Back to School

In Taganga for a week to study Spanish with a tutor. Life there fell in to a routine staying in Villa Mary, basically a family home with a few spare rooms ($5 a night) and here is a typical day:

09:00 Wake up sweaty. Shower.
09:30 Sweat some more, scratch bites, peanut butter sandwich for breakfast.
10:00 Do some homework and go over the previous days lesson.
12:00 Pop round the corner for lunch to a house that has a couple of tables outside it. The choice, chicken or beef served with rice, chips, patacones, beans and salad with ice-tea. Filling and tasty ($3).
14:00 Start school, I say school, it was a roof-top balcony with a view out of the sea. We even did some of our conversation in hammocks.
18:00 Finish school, head hurting from too much information, buy Aguila beer ($1.50) to start relaxation time.
19:00 Back to Villa Mary to read and play with Daisy, the family's dog. Daisy has a very ugly, loveable face and stupid pink hair ties giving her pig-tails. She smells.
20:00 Dinner somewhere then read Che's biography and maybe study some more before bed.

My tutor was a nice man who'd had an interesting life. He spoke such good English because when he was in his mid twenties he left behind his wife and kids in Colombia and went to work on a cruise ship, not enjoying it much he got off in Maine, U.S.A with only $5 in his pocket and managed to stay for four years. Our conversations were a bit odd, he'd tell me things in half Spanish, half English so that I could understand them then ask my opinion. Things like what do you think about the idea of a socialist republic in Colombia or what was my opinion on him cheating on his wife once while he'd been in America. It's pretty hard with very limited Spanish to answer these questions, perhaps this is why we're taught about simple topics like pencil cases when we learn in England.

On the final day of lessons I blocked the toilet. There's a sign saying don't put paper in the loo but after 26 years* of wiping and dropping it's hard to break the habit so I slipped up a few times. Anyway, probably a bit too graphic. Thinking my Spanish was better than it is I tried to explain the problem to the friendly woman who runs the hostel, from the moving of furniture and mime display that followed what I'd actually said was 'the toilet is a roadblock'. Still a long way to go with the learning.

*This is a rough estimate, you'll have to ask my parents when I started doing this for myself.


Took a day trip from San Gil to a quaint little town called Barichara with Luke, Rae-Anne, Gesine and Ida and here I had two servings of brownie and ice cream for breakfast. We asked the way to walk to another village called Guane and the four people we asked all gave contradicting directions but we managed to find the path and an hour later, Guane, very pretty. Tried a local speciality called Chicha, it's a fermented maize drink - bloody awful.

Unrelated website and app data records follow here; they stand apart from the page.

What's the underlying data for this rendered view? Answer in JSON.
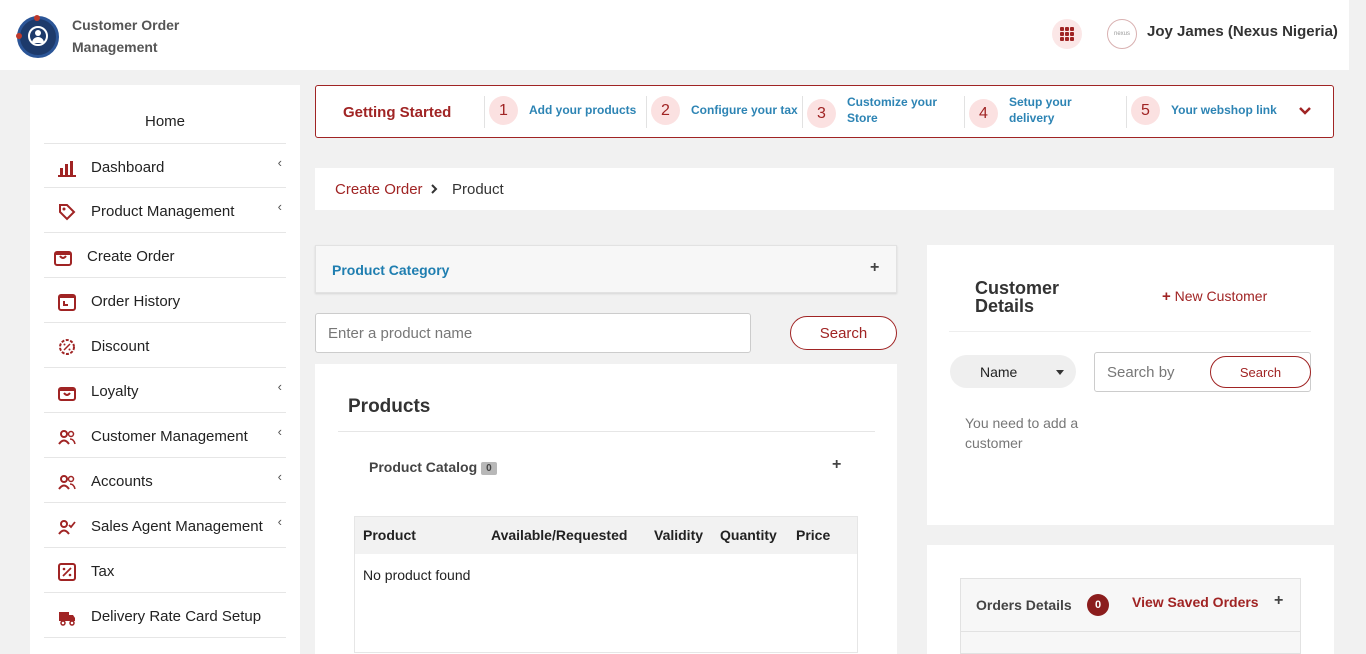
{
  "header": {
    "app_title": "Customer Order Management",
    "user_name": "Joy James (Nexus Nigeria)",
    "avatar_text": "nexus"
  },
  "sidebar": {
    "home": "Home",
    "items": [
      {
        "label": "Dashboard",
        "icon": "bar-chart-icon",
        "has_submenu": true
      },
      {
        "label": "Product Management",
        "icon": "tag-icon",
        "has_submenu": true
      },
      {
        "label": "Create Order",
        "icon": "shopping-bag-icon",
        "has_submenu": false
      },
      {
        "label": "Order History",
        "icon": "history-icon",
        "has_submenu": false
      },
      {
        "label": "Discount",
        "icon": "discount-icon",
        "has_submenu": false
      },
      {
        "label": "Loyalty",
        "icon": "gift-icon",
        "has_submenu": true
      },
      {
        "label": "Customer Management",
        "icon": "users-icon",
        "has_submenu": true
      },
      {
        "label": "Accounts",
        "icon": "users-icon",
        "has_submenu": true
      },
      {
        "label": "Sales Agent Management",
        "icon": "user-check-icon",
        "has_submenu": true
      },
      {
        "label": "Tax",
        "icon": "percent-icon",
        "has_submenu": false
      },
      {
        "label": "Delivery Rate Card Setup",
        "icon": "truck-icon",
        "has_submenu": false
      }
    ],
    "chevron": "‹"
  },
  "getting_started": {
    "title": "Getting Started",
    "steps": [
      {
        "num": "1",
        "label": "Add your products"
      },
      {
        "num": "2",
        "label": "Configure your tax"
      },
      {
        "num": "3",
        "label": "Customize your Store"
      },
      {
        "num": "4",
        "label": "Setup your delivery"
      },
      {
        "num": "5",
        "label": "Your webshop link"
      }
    ]
  },
  "breadcrumb": {
    "parent": "Create Order",
    "current": "Product"
  },
  "product_category": {
    "title": "Product Category",
    "toggle": "+"
  },
  "product_search": {
    "placeholder": "Enter a product name",
    "button": "Search"
  },
  "products": {
    "title": "Products",
    "catalog_title": "Product Catalog",
    "catalog_count": "0",
    "toggle": "+",
    "columns": [
      "Product",
      "Available/Requested",
      "Validity",
      "Quantity",
      "Price"
    ],
    "empty_message": "No product found"
  },
  "customer": {
    "title": "Customer Details",
    "new_customer": "New Customer",
    "search_field": "Name",
    "search_placeholder": "Search by",
    "search_button": "Search",
    "message": "You need to add a customer"
  },
  "orders": {
    "title": "Orders Details",
    "count": "0",
    "view_saved": "View Saved Orders",
    "toggle": "+"
  },
  "colors": {
    "brand": "#a02424",
    "link_blue": "#2d84b4",
    "background": "#f1f1f1"
  }
}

On from San Gil overnight bus to the Caribbean coast and a night in a shabby little fishing village called Taganga then with Luke and Ida on to Parque Tayrona which as you'll see from the picture is more than a little bit pretty. To get to the beaches we first took a bus and on the bus we were treated to live adverts, first a guy selling crackers and then a man selling some sort of toothpaste. He had pictures of decaying teeth and gums and seemed to give an excellent presentation, so impressive was his spiel that all but two of the other people on the bus left having bought a packet of the paste and at least one toothbrush! After the bus you have to hike for an hour and a half through the jungle which adds to the fun of arriving in paradise.

After a lazy day, swimming in the bath-warm water, our second night in the park ended sat on a rock looking at the stars and getting a bit deep discussing life, death, the universe and everything. It was one of those perfect travel moments you picture before leaving.

The next morning the reality of Paradise hit in. I was covered in mosquito bites and added a bee sting to my toe by stepping on one barefoot on my way to the showers. My tent and everything in it were covered in sand and mud and I was sunburned all over. Look out through the palm trees to the sea though... definitely worth it.